Article Abstract

Effects of preventive therapy for latent tuberculosis infection and factors associated with treatment abandonment: a cross-sectional study

Authors: Huaping Huang, Guosheng Yuan, Yuhua Du, Xiaoting Cai, Junwei Liu, Chengguang Hu, Bing Liang, Guifang Hu, Xiaoping Tang, Yuanping Zhou

Abstract

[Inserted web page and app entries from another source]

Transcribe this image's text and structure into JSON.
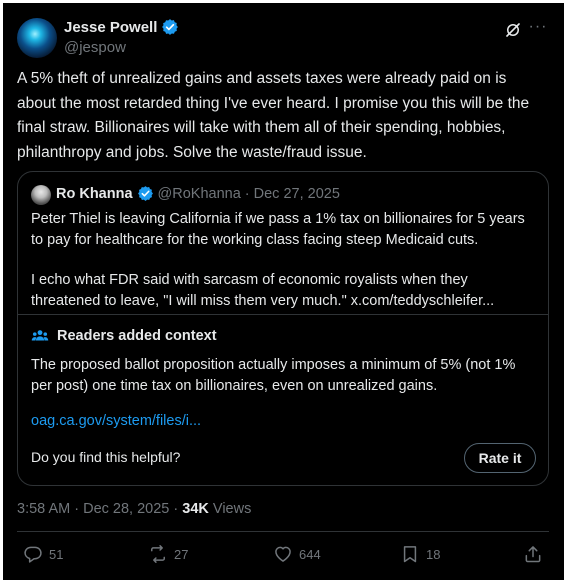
{
  "author": {
    "name": "Jesse Powell",
    "handle": "@jespow"
  },
  "tweet": {
    "text": "A 5% theft of unrealized gains and assets taxes were already paid on is about the most retarded thing I've ever heard. I promise you this will be the final straw. Billionaires will take with them all of their spending, hobbies, philanthropy and jobs. Solve the waste/fraud issue."
  },
  "quote": {
    "name": "Ro Khanna",
    "handle": "@RoKhanna",
    "separator": "·",
    "date": "Dec 27, 2025",
    "paragraph1": "Peter Thiel is leaving California if we pass a 1% tax on billionaires for 5 years to pay for healthcare for the working class facing steep Medicaid cuts.",
    "paragraph2": "I echo what FDR said with sarcasm of economic royalists when they threatened to leave, \"I will miss them very much.\" x.com/teddyschleifer..."
  },
  "community_note": {
    "title": "Readers added context",
    "text": "The proposed ballot proposition actually imposes a minimum of 5% (not 1% per post) one time tax on billionaires, even on unrealized gains.",
    "link": "oag.ca.gov/system/files/i...",
    "prompt": "Do you find this helpful?",
    "rate_label": "Rate it"
  },
  "meta": {
    "time": "3:58 AM",
    "separator1": "·",
    "date": "Dec 28, 2025",
    "separator2": "·",
    "views_count": "34K",
    "views_label": "Views"
  },
  "actions": {
    "replies": "51",
    "reposts": "27",
    "likes": "644",
    "bookmarks": "18"
  },
  "colors": {
    "background": "#000000",
    "text": "#e7e9ea",
    "muted": "#71767b",
    "link": "#1d9bf0",
    "verified": "#1d9bf0",
    "border": "#2f3336"
  },
  "icons": [
    "grok-icon",
    "more-icon",
    "verified-icon",
    "readers-icon",
    "reply-icon",
    "repost-icon",
    "like-icon",
    "bookmark-icon",
    "share-icon"
  ]
}
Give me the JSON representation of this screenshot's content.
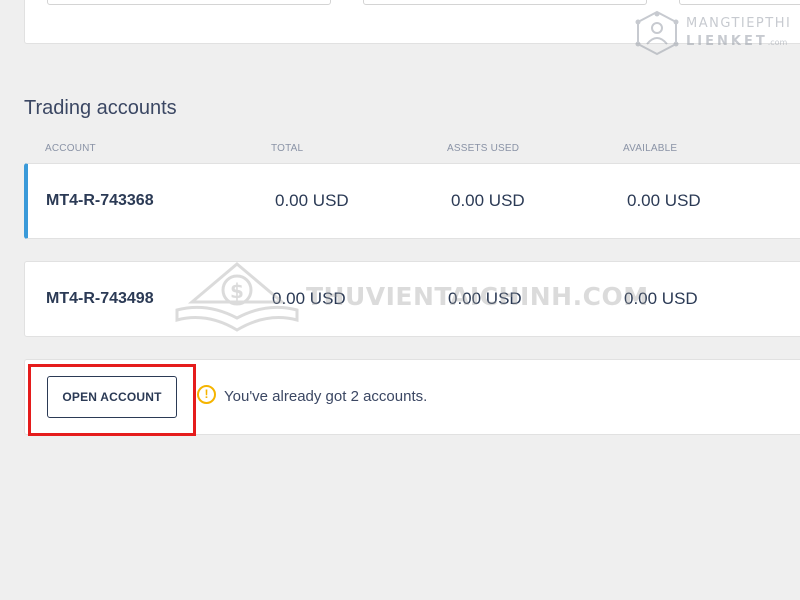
{
  "section_title": "Trading accounts",
  "columns": [
    "ACCOUNT",
    "TOTAL",
    "ASSETS USED",
    "AVAILABLE"
  ],
  "accounts": [
    {
      "id": "MT4-R-743368",
      "total": "0.00 USD",
      "assets_used": "0.00 USD",
      "available": "0.00 USD",
      "selected": true
    },
    {
      "id": "MT4-R-743498",
      "total": "0.00 USD",
      "assets_used": "0.00 USD",
      "available": "0.00 USD",
      "selected": false
    }
  ],
  "open_account": {
    "button_label": "OPEN ACCOUNT",
    "warning_icon": "!",
    "warning_text": "You've already got 2 accounts."
  },
  "watermarks": {
    "top_line1": "MANGTIEPTHI",
    "top_line2": "LIENKET",
    "top_suffix": ".com",
    "center": "THUVIENTAICHINH.COM"
  },
  "colors": {
    "accent": "#3a9ad9",
    "highlight": "#e51c1c",
    "warning": "#f5b400",
    "text": "#2b3a55"
  }
}
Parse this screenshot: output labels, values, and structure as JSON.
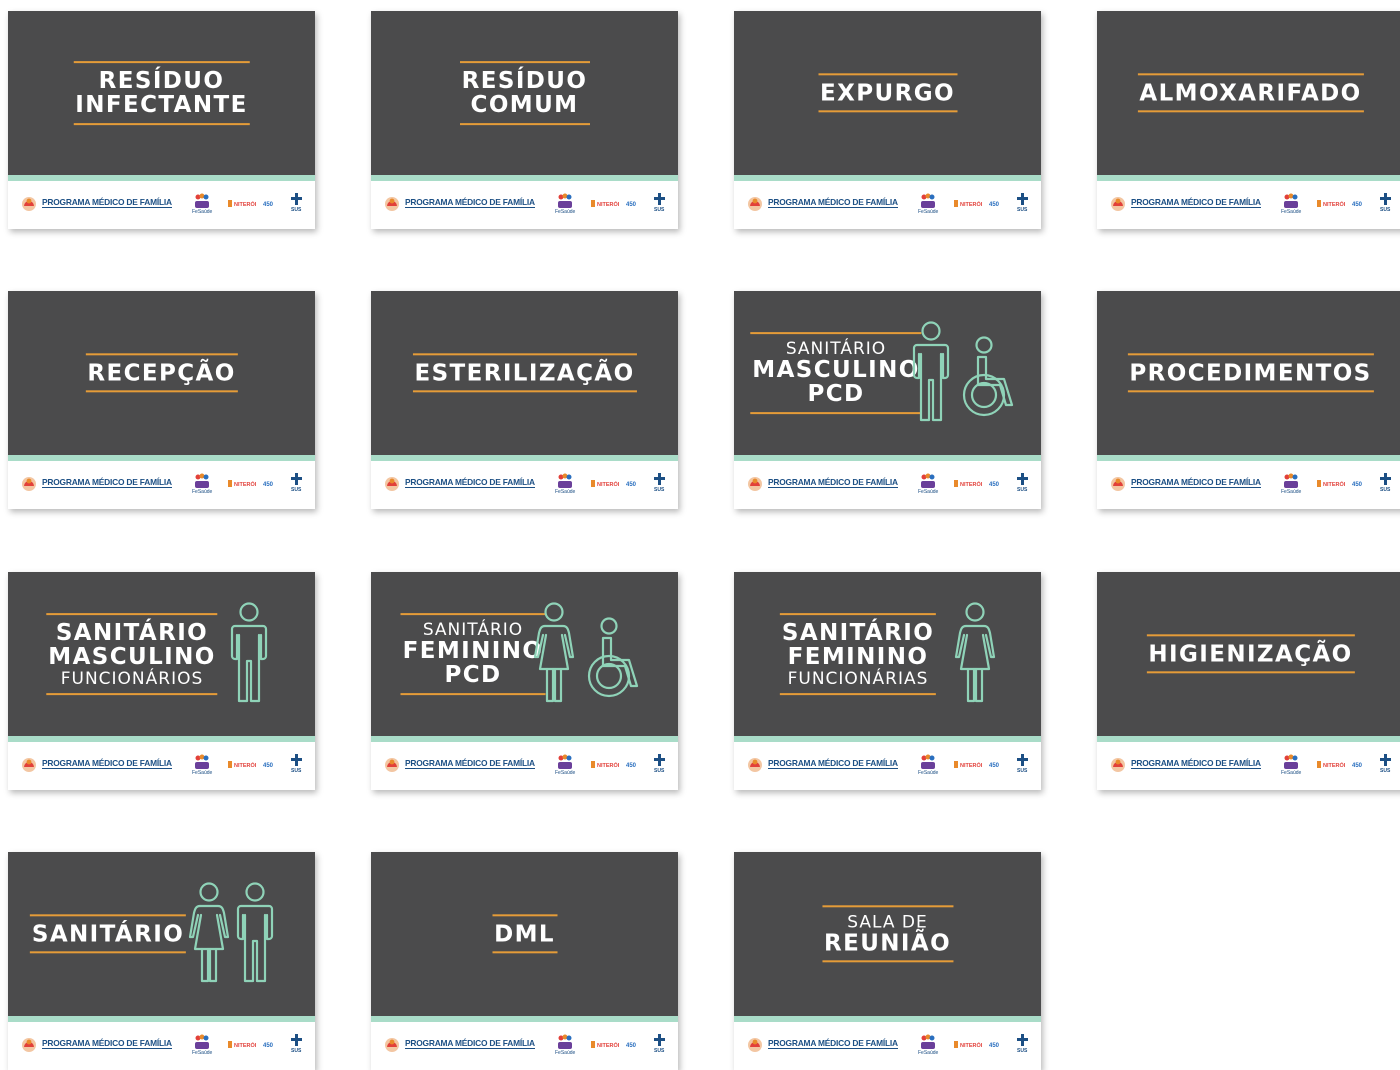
{
  "footer": {
    "program_label": "PROGRAMA MÉDICO DE FAMÍLIA",
    "fesaude_label": "FeSaúde",
    "niteroi_label": "NITERÓI",
    "anniversary_label": "450",
    "sus_label": "SUS"
  },
  "signs": [
    {
      "lines": [
        {
          "text": "RESÍDUO",
          "style": "bold"
        },
        {
          "text": "INFECTANTE",
          "style": "bold"
        }
      ],
      "icons": []
    },
    {
      "lines": [
        {
          "text": "RESÍDUO",
          "style": "bold"
        },
        {
          "text": "COMUM",
          "style": "bold"
        }
      ],
      "icons": []
    },
    {
      "lines": [
        {
          "text": "EXPURGO",
          "style": "bold"
        }
      ],
      "icons": []
    },
    {
      "lines": [
        {
          "text": "ALMOXARIFADO",
          "style": "bold"
        }
      ],
      "icons": []
    },
    {
      "lines": [
        {
          "text": "RECEPÇÃO",
          "style": "bold"
        }
      ],
      "icons": []
    },
    {
      "lines": [
        {
          "text": "ESTERILIZAÇÃO",
          "style": "bold"
        }
      ],
      "icons": []
    },
    {
      "lines": [
        {
          "text": "SANITÁRIO",
          "style": "light"
        },
        {
          "text": "MASCULINO",
          "style": "bold"
        },
        {
          "text": "PCD",
          "style": "bold"
        }
      ],
      "icons": [
        "male-icon",
        "wheelchair-icon"
      ]
    },
    {
      "lines": [
        {
          "text": "PROCEDIMENTOS",
          "style": "bold"
        }
      ],
      "icons": []
    },
    {
      "lines": [
        {
          "text": "SANITÁRIO",
          "style": "bold"
        },
        {
          "text": "MASCULINO",
          "style": "bold"
        },
        {
          "text": "FUNCIONÁRIOS",
          "style": "light"
        }
      ],
      "icons": [
        "male-icon"
      ]
    },
    {
      "lines": [
        {
          "text": "SANITÁRIO",
          "style": "light"
        },
        {
          "text": "FEMININO",
          "style": "bold"
        },
        {
          "text": "PCD",
          "style": "bold"
        }
      ],
      "icons": [
        "female-icon",
        "wheelchair-icon"
      ]
    },
    {
      "lines": [
        {
          "text": "SANITÁRIO",
          "style": "bold"
        },
        {
          "text": "FEMININO",
          "style": "bold"
        },
        {
          "text": "FUNCIONÁRIAS",
          "style": "light"
        }
      ],
      "icons": [
        "female-icon"
      ]
    },
    {
      "lines": [
        {
          "text": "HIGIENIZAÇÃO",
          "style": "bold"
        }
      ],
      "icons": []
    },
    {
      "lines": [
        {
          "text": "SANITÁRIO",
          "style": "bold"
        }
      ],
      "icons": [
        "female-icon",
        "male-icon"
      ]
    },
    {
      "lines": [
        {
          "text": "DML",
          "style": "bold"
        }
      ],
      "icons": []
    },
    {
      "lines": [
        {
          "text": "SALA DE",
          "style": "light"
        },
        {
          "text": "REUNIÃO",
          "style": "bold"
        }
      ],
      "icons": []
    }
  ],
  "colors": {
    "sign_background": "#4b4b4c",
    "rule_orange": "#e59c38",
    "mint_stripe": "#a9dcc8",
    "icon_stroke": "#8fd3b8",
    "brand_blue": "#1c4f84"
  }
}
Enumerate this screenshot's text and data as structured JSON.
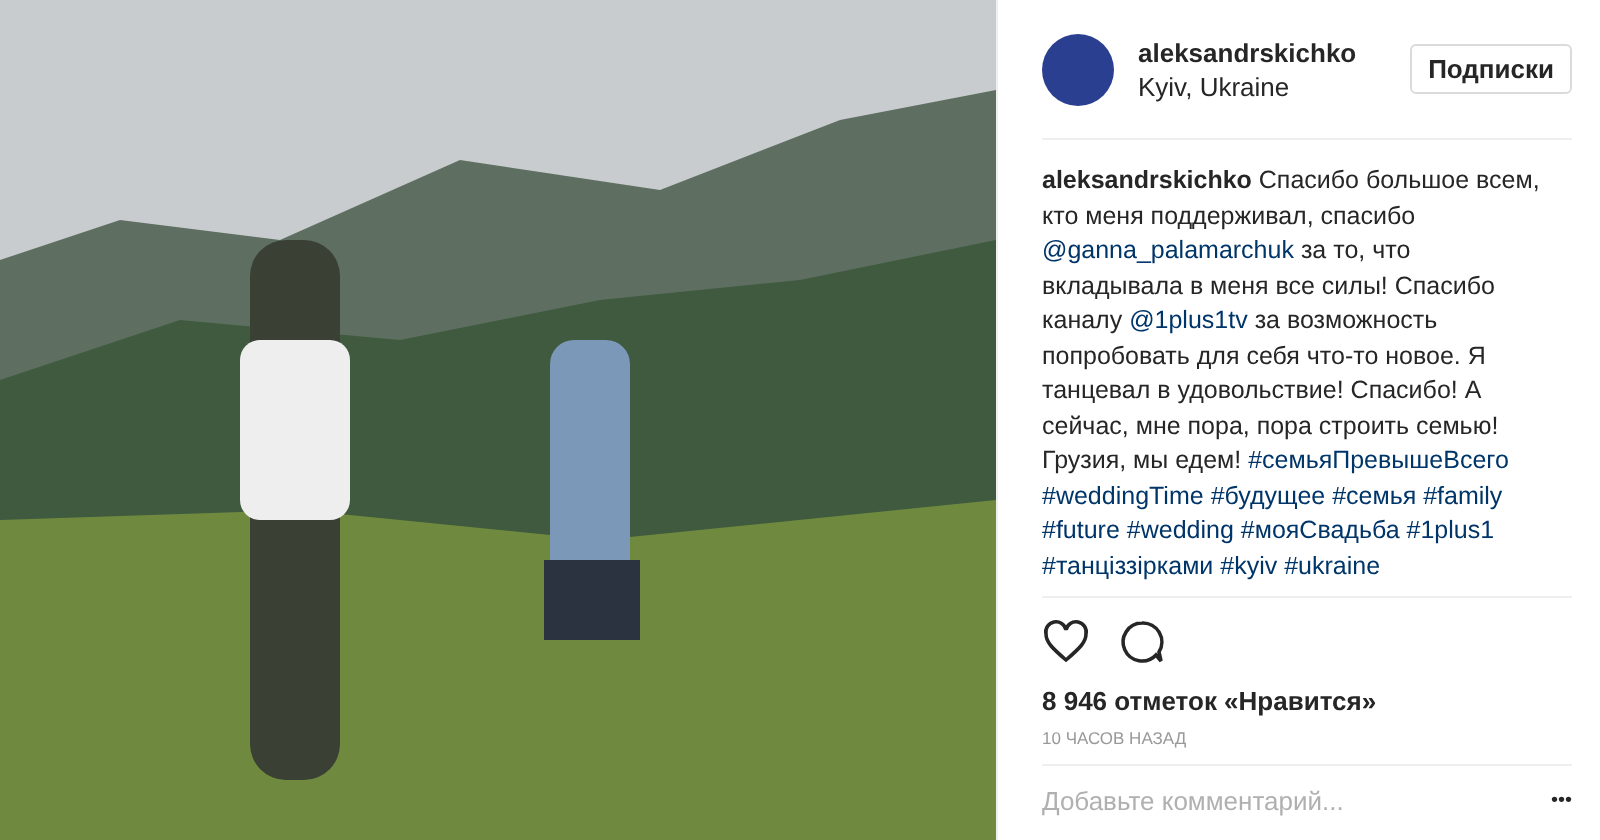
{
  "photo": {
    "kind": "landscape"
  },
  "header": {
    "username": "aleksandrskichko",
    "location": "Kyiv, Ukraine",
    "follow_button": "Подписки"
  },
  "caption": [
    {
      "kind": "user",
      "text": "aleksandrskichko"
    },
    {
      "kind": "text",
      "text": "Спасибо большое всем, кто меня поддерживал, спасибо"
    },
    {
      "kind": "link",
      "text": "@ganna_palamarchuk"
    },
    {
      "kind": "text",
      "text": "за то, что вкладывала в меня все силы! Спасибо каналу"
    },
    {
      "kind": "link",
      "text": "@1plus1tv"
    },
    {
      "kind": "text",
      "text": "за возможность попробовать для себя что-то новое. Я танцевал в удовольствие! Спасибо! А сейчас, мне пора, пора строить семью! Грузия, мы едем!"
    },
    {
      "kind": "link",
      "text": "#семьяПревышеВсего"
    },
    {
      "kind": "link",
      "text": "#weddingTime"
    },
    {
      "kind": "link",
      "text": "#будущее"
    },
    {
      "kind": "link",
      "text": "#семья"
    },
    {
      "kind": "link",
      "text": "#family"
    },
    {
      "kind": "link",
      "text": "#future"
    },
    {
      "kind": "link",
      "text": "#wedding"
    },
    {
      "kind": "link",
      "text": "#мояСвадьба"
    },
    {
      "kind": "link",
      "text": "#1plus1"
    },
    {
      "kind": "link",
      "text": "#танціззірками"
    },
    {
      "kind": "link",
      "text": "#kyiv"
    },
    {
      "kind": "link",
      "text": "#ukraine"
    }
  ],
  "likes": "8 946 отметок «Нравится»",
  "time": "10 ЧАСОВ НАЗАД",
  "comment": {
    "placeholder": "Добавьте комментарий...",
    "more": "•••"
  }
}
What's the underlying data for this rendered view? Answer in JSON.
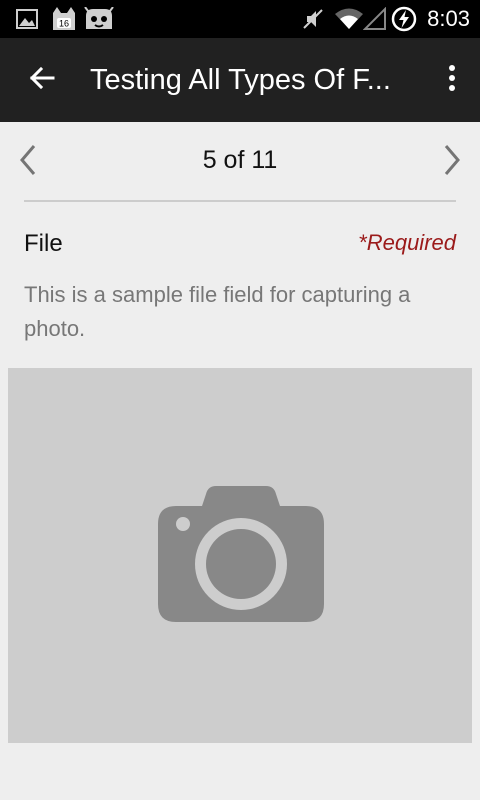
{
  "status_bar": {
    "time": "8:03",
    "notification_badge": "16",
    "icons": [
      "image-icon",
      "cat-notification-icon",
      "android-face-icon",
      "mute-icon",
      "wifi-icon",
      "signal-icon",
      "battery-charging-icon"
    ]
  },
  "app_bar": {
    "title": "Testing All Types Of F...",
    "icons": [
      "back-arrow-icon",
      "overflow-menu-icon"
    ]
  },
  "pager": {
    "label": "5 of 11",
    "icons": [
      "chevron-left-icon",
      "chevron-right-icon"
    ]
  },
  "field": {
    "label": "File",
    "required": "*Required",
    "description": "This is a sample file field for capturing a photo.",
    "placeholder_icon": "camera-icon"
  },
  "colors": {
    "status_bar": "#000000",
    "app_bar": "#212121",
    "background": "#eeeeee",
    "required_text": "#9b1b1b",
    "photo_area": "#cdcdcd",
    "camera_icon": "#888888"
  }
}
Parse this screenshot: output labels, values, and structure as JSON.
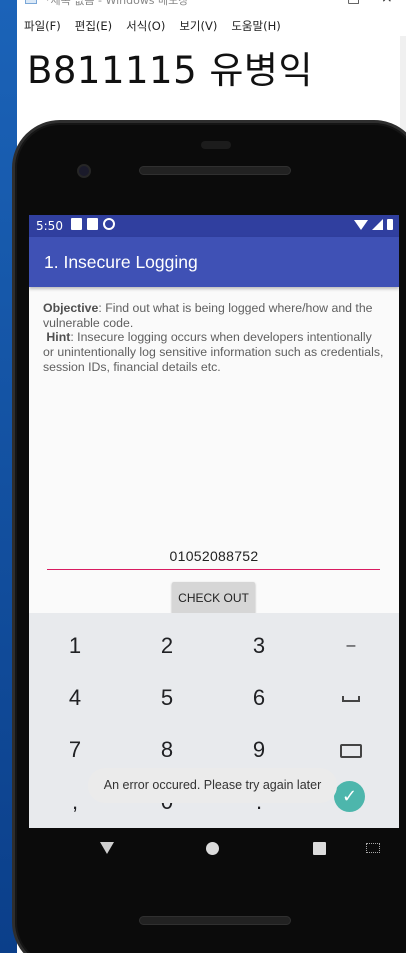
{
  "notepad": {
    "title": "*제목 없음 - Windows 메모장",
    "menus": [
      "파일(F)",
      "편집(E)",
      "서식(O)",
      "보기(V)",
      "도움말(H)"
    ],
    "text": "B811115 유병익"
  },
  "phone": {
    "status_time": "5:50",
    "app_title": "1. Insecure Logging",
    "objective_label": "Objective",
    "objective_text": ": Find out what is being logged where/how and the vulnerable code.",
    "hint_label": "Hint",
    "hint_text": ": Insecure logging occurs when developers intentionally or unintentionally log sensitive information such as credentials, session IDs, financial details etc.",
    "input_value": "01052088752",
    "check_out_button": "CHECK OUT",
    "toast": "An error occured. Please try again later",
    "keys": {
      "k1": "1",
      "k2": "2",
      "k3": "3",
      "minus": "–",
      "k4": "4",
      "k5": "5",
      "k6": "6",
      "k7": "7",
      "k8": "8",
      "k9": "9",
      "comma": ",",
      "k0": "0",
      "period": "."
    }
  },
  "colors": {
    "status_bar": "#303f9f",
    "app_bar": "#3f51b5",
    "input_underline": "#d81b60",
    "done_key": "#4db6ac"
  },
  "icons": [
    "back-triangle-icon",
    "home-circle-icon",
    "recents-square-icon",
    "keyboard-icon",
    "backspace-icon",
    "space-icon",
    "checkmark-icon",
    "wifi-icon",
    "signal-icon",
    "battery-icon"
  ]
}
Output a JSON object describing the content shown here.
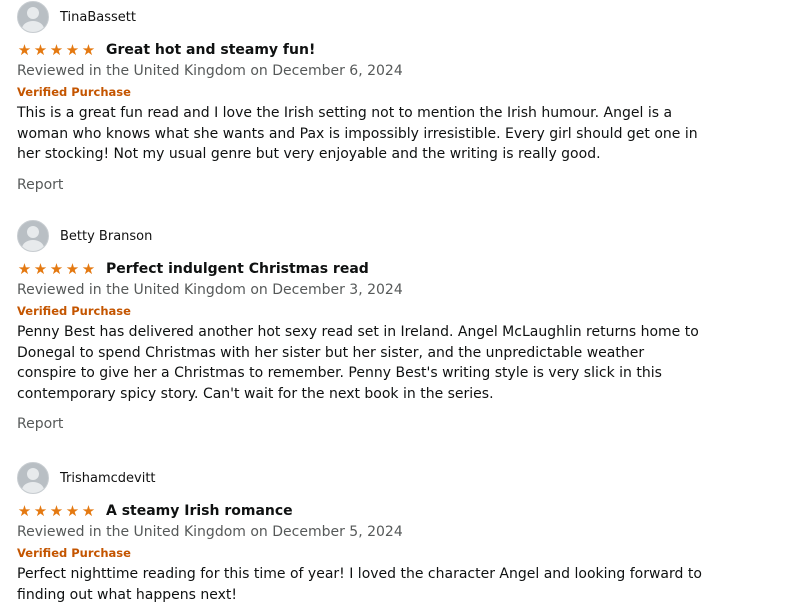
{
  "reviews": [
    {
      "reviewer": "TinaBassett",
      "rating": 5,
      "title": "Great hot and steamy fun!",
      "reviewed_in": "Reviewed in the United Kingdom on December 6, 2024",
      "verified": "Verified Purchase",
      "body": "This is a great fun read and I love the Irish setting not to mention the Irish humour. Angel is a woman who knows what she wants and Pax is impossibly irresistible. Every girl should get one in her stocking! Not my usual genre but very enjoyable and the writing is really good.",
      "report_label": "Report"
    },
    {
      "reviewer": "Betty Branson",
      "rating": 5,
      "title": "Perfect indulgent Christmas read",
      "reviewed_in": "Reviewed in the United Kingdom on December 3, 2024",
      "verified": "Verified Purchase",
      "body": "Penny Best has delivered another hot sexy read set in Ireland. Angel McLaughlin returns home to Donegal to spend Christmas with her sister but her sister, and the unpredictable weather conspire to give her a Christmas to remember. Penny Best's writing style is very slick in this contemporary spicy story. Can't wait for the next book in the series.",
      "report_label": "Report"
    },
    {
      "reviewer": "Trishamcdevitt",
      "rating": 5,
      "title": "A steamy Irish romance",
      "reviewed_in": "Reviewed in the United Kingdom on December 5, 2024",
      "verified": "Verified Purchase",
      "body": "Perfect nighttime reading for this time of year! I loved the character Angel and looking forward to finding out what happens next!"
    }
  ],
  "icons": {
    "avatar": "user-avatar-icon",
    "star": "star-icon"
  },
  "colors": {
    "star": "#e47911",
    "verified": "#c45500",
    "meta": "#565959",
    "text": "#0f1111"
  }
}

Background: Routine data on the use of preventive therapy (PT) for latent tuberculosis infection (LTBI) in students are scarce in high tuberculosis (TB) burden countries. This study aimed to investigate the effects of PT and identify factors related to PT abandonment during the school TB epidemic in Guangzhou, southern China.
Methods: Purified protein derivative (PPD) skin testing was performed on all staff and students in a vocational school in Guangzhou, southern China during December 2014. Subjects (n=362) with a reactive PPD induration ≥15 mm, or with papules, blisters, and a normal chest X-ray image were recommended for PT. The subjects were assigned to a PT group (n=156) and control group (n=206), respectively, on a voluntary basis. Subjects in the PT group received isoniazid (INH) combined with rifampicin (RFP) for 3 consecutive months; after which, the incidence of TB and protective rate of PT for reducing TB were observed during a 2-year follow up period. An improved questionnaire was used to identify factors that influenced treatment abandonment. All data were subjected to univariate and multivariate logistic regression analyses.
Results: Two cases in the PT group and 20 cases in the control group developed TB. The protective rate of PT for reducing TB was 86.8%. In the PT group, 69 cases finished PT, with a completion rate of 44.2%, and the incidence rates of adverse events and hepatotoxicity were 12.2% and 1.9%, respectively. Among 362 LTBI cases, a total of 293 cases abandoned PT. Discrimination (OR =7.173, 95% CI, 3.361–15.307), worry about adverse drug reactions (OR =2.752, 95% CI, 1.459–5.192), a low parental education level (OR =2.605, 95% CI, 1.420–4.777), and accepting the opinion of a non-TB specialist (OR =6.017, 95% CI, 3.077–11.765) were identified as high-risk factors for abandoning PT.
Conclusions: A PT regimen consisting of INH combined with RFP for 3 consecutive months is reasonable for use in schools. Discrimination, worry about adverse drug reactions, a low parental education level, and accepting the opinion of a non-TB specialist are all factors that may increase the risk for treatment abandonment among LTBI cases. To overcome psychological obstacles is critical for improving treatment adherence.